John Green continues to dazzle me with his simple and beautiful mastery of words but this book is very different from An Abundance of Katherines. It is less funny (though with a similar nerdy obsession with trivia) but much more profound and infinitely more heartbreaking. I cried my heart out. I mean seriously, he made me cry with a passage that include the words “instant rice” and “pudding”:
What is an “instant” death anyway? How long is an instant? Is it one second? Ten? The pain of those seconds must have been awful as her heart burst and her lungs collapsed and there was no air and no blood to her brain and only raw panic. What the hell is instant? Nothing is instant. Instant rice takes five minutes, instant pudding and hour. I doubt that an instant of blinding pain feels particularly instantaneous. (Looking for Alaska p. 146)
As you can probably tell from the above passage, this is a novel about suffering and about death; it is about the ways in which people deal with these things or fail to deal with them. The structure of the novel perfectly captures the idea of loss and the way it changes the lives of those left behind. And Miles’ obsession with the last words of famous people, besides being interesting, fits perfectly with these themes. I completely understand why this book is taught in schools (I wish it could have been taught at my school but that was way too long ago and in French): it makes you think about important issues, it teaches history and literature, religion and philosophy and all without ever bogging down the story. But ultimately the reason why you care (the reason why you sit up late at night frightening your cat with your sobbing… or was that just me?) is because the characters and the setting are just so real. You laugh, cry, fall in love, get angry, get even and you forgive with Miles and his friends. This is a beautiful book that really deserves its Prinz Award.
The John Green marathon continues with Paper Towns. I’ll let you know how it goes.
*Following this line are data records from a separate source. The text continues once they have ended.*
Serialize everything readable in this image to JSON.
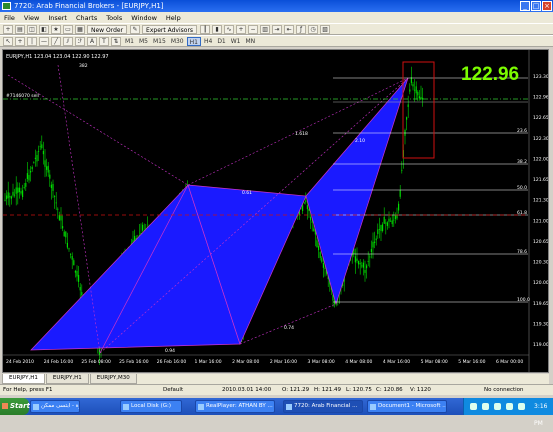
{
  "window": {
    "title": "7720: Arab Financial Brokers - [EURJPY,H1]"
  },
  "menu": [
    "File",
    "View",
    "Insert",
    "Charts",
    "Tools",
    "Window",
    "Help"
  ],
  "toolbar": {
    "new_order": "New Order",
    "expert_advisors": "Expert Advisors",
    "timeframes": [
      "M1",
      "M5",
      "M15",
      "M30",
      "H1",
      "H4",
      "D1",
      "W1",
      "MN"
    ],
    "active_timeframe": "H1"
  },
  "chart": {
    "header": "EURJPY,H1  123.04 123.04 122.90 122.97",
    "big_price": "122.96",
    "big_price_color": "#7cfc00",
    "line_label": "#7146070 sell",
    "price_axis": [
      "123.30",
      "122.96",
      "122.65",
      "122.30",
      "122.00",
      "121.65",
      "121.30",
      "121.00",
      "120.65",
      "120.30",
      "120.00",
      "119.65",
      "119.30",
      "119.00"
    ],
    "time_axis": [
      "24 Feb 2010",
      "24 Feb 16:00",
      "25 Feb 08:00",
      "25 Feb 16:00",
      "26 Feb 16:00",
      "1 Mar 16:00",
      "2 Mar 08:00",
      "2 Mar 16:00",
      "3 Mar 08:00",
      "4 Mar 08:00",
      "4 Mar 16:00",
      "5 Mar 08:00",
      "5 Mar 16:00",
      "6 Mar 00:00"
    ],
    "fib_labels": [
      "23.6",
      "38.2",
      "50.0",
      "61.8",
      "78.6",
      "100.0"
    ],
    "pattern_labels": [
      "382",
      "1.618",
      "2.10",
      "0.61",
      "0.74",
      "0.94"
    ],
    "bull_color": "#00dd00",
    "pattern_color": "#1a1aff",
    "pattern_edge_color": "#cc33cc",
    "box_color": "#d01010"
  },
  "tabs": [
    "EURJPY,H1",
    "EURJPY,H1",
    "EURJPY,M30"
  ],
  "active_tab": 0,
  "status": {
    "help": "For Help, press F1",
    "profile": "Default",
    "datetime": "2010.03.01 14:00",
    "open": "O: 121.29",
    "high": "H: 121.49",
    "low": "L: 120.75",
    "close": "C: 120.86",
    "volume": "V: 1120",
    "connection": "No connection"
  },
  "taskbar": {
    "start": "Start",
    "tasks": [
      "كوزة - ابتسى ممكن...",
      "Local Disk (G:)",
      "RealPlayer: ATHAN BY ...",
      "7720: Arab Financial ...",
      "Document1 - Microsoft ..."
    ],
    "active_task": 3,
    "clock": "3:16 PM"
  }
}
In the following video, John Green revisits the high school that inspired Culver Creek Boarding School. I feel like I’ve been there before, it’s eerie:
Challenges: Into the Old World Challenge (24)